* Material for this task
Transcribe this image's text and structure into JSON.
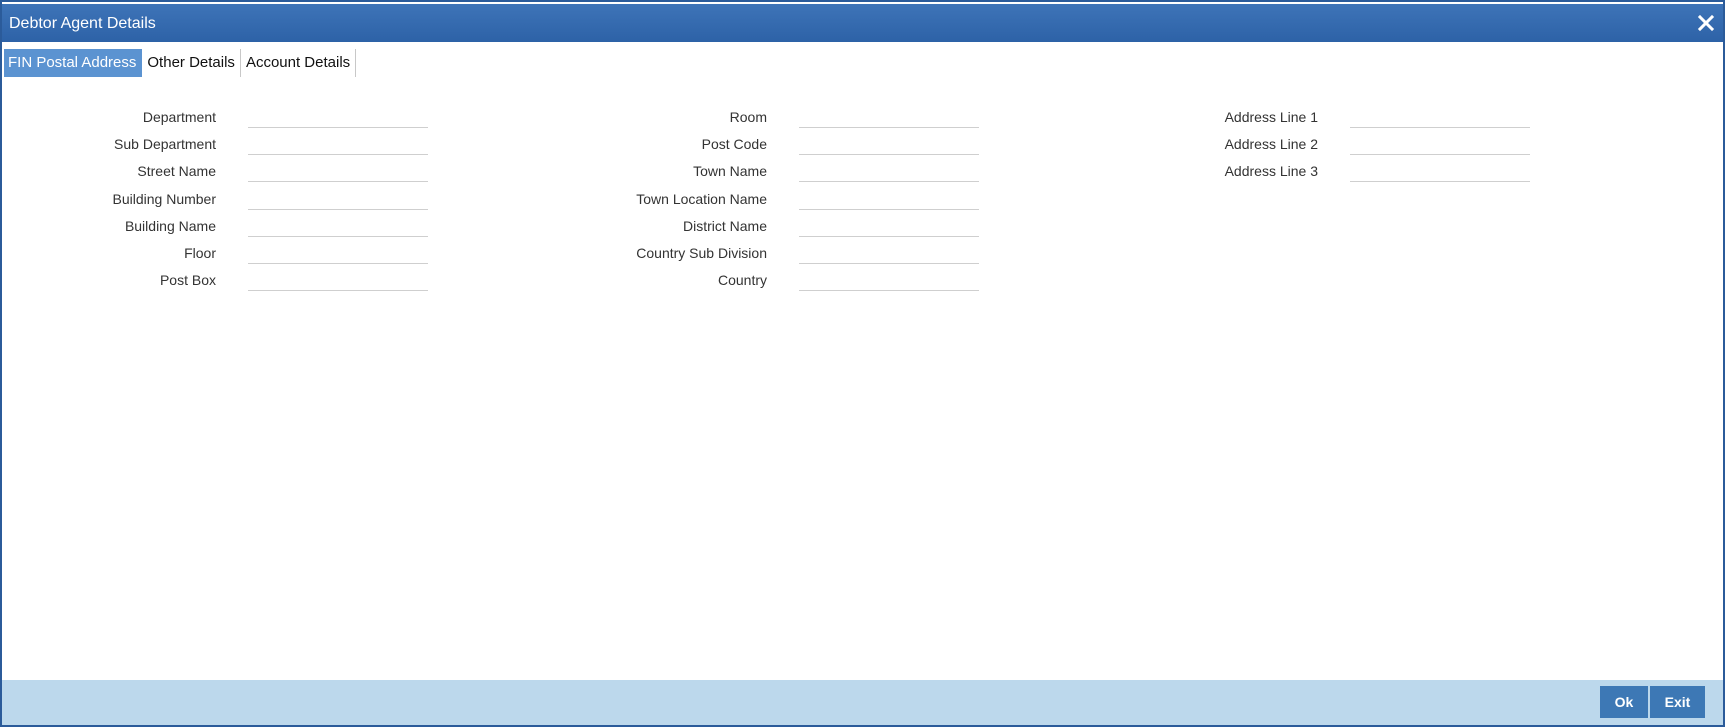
{
  "window": {
    "title": "Debtor Agent Details",
    "close_icon": "close-icon"
  },
  "tabs": [
    {
      "label": "FIN Postal Address",
      "active": true
    },
    {
      "label": "Other Details",
      "active": false
    },
    {
      "label": "Account Details",
      "active": false
    }
  ],
  "fields": {
    "col1": [
      {
        "label": "Department",
        "value": ""
      },
      {
        "label": "Sub Department",
        "value": ""
      },
      {
        "label": "Street Name",
        "value": ""
      },
      {
        "label": "Building Number",
        "value": ""
      },
      {
        "label": "Building Name",
        "value": ""
      },
      {
        "label": "Floor",
        "value": ""
      },
      {
        "label": "Post Box",
        "value": ""
      }
    ],
    "col2": [
      {
        "label": "Room",
        "value": ""
      },
      {
        "label": "Post Code",
        "value": ""
      },
      {
        "label": "Town Name",
        "value": ""
      },
      {
        "label": "Town Location Name",
        "value": ""
      },
      {
        "label": "District Name",
        "value": ""
      },
      {
        "label": "Country Sub Division",
        "value": ""
      },
      {
        "label": "Country",
        "value": ""
      }
    ],
    "col3": [
      {
        "label": "Address Line 1",
        "value": ""
      },
      {
        "label": "Address Line 2",
        "value": ""
      },
      {
        "label": "Address Line 3",
        "value": ""
      }
    ]
  },
  "footer": {
    "ok_label": "Ok",
    "exit_label": "Exit"
  },
  "colors": {
    "titlebar": "#2d62a7",
    "active_tab": "#5b93d1",
    "footer": "#bcd8ec",
    "button": "#3d78b5"
  }
}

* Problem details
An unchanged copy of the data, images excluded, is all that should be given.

* Written answer
Transcribe this image's text and structure into JSON.
{
  "window": {
    "title": "Debtor Agent Details",
    "close_icon": "close-icon"
  },
  "tabs": [
    {
      "label": "FIN Postal Address",
      "active": true
    },
    {
      "label": "Other Details",
      "active": false
    },
    {
      "label": "Account Details",
      "active": false
    }
  ],
  "fields": {
    "col1": [
      {
        "label": "Department",
        "value": ""
      },
      {
        "label": "Sub Department",
        "value": ""
      },
      {
        "label": "Street Name",
        "value": ""
      },
      {
        "label": "Building Number",
        "value": ""
      },
      {
        "label": "Building Name",
        "value": ""
      },
      {
        "label": "Floor",
        "value": ""
      },
      {
        "label": "Post Box",
        "value": ""
      }
    ],
    "col2": [
      {
        "label": "Room",
        "value": ""
      },
      {
        "label": "Post Code",
        "value": ""
      },
      {
        "label": "Town Name",
        "value": ""
      },
      {
        "label": "Town Location Name",
        "value": ""
      },
      {
        "label": "District Name",
        "value": ""
      },
      {
        "label": "Country Sub Division",
        "value": ""
      },
      {
        "label": "Country",
        "value": ""
      }
    ],
    "col3": [
      {
        "label": "Address Line 1",
        "value": ""
      },
      {
        "label": "Address Line 2",
        "value": ""
      },
      {
        "label": "Address Line 3",
        "value": ""
      }
    ]
  },
  "footer": {
    "ok_label": "Ok",
    "exit_label": "Exit"
  },
  "colors": {
    "titlebar": "#2d62a7",
    "active_tab": "#5b93d1",
    "footer": "#bcd8ec",
    "button": "#3d78b5"
  }
}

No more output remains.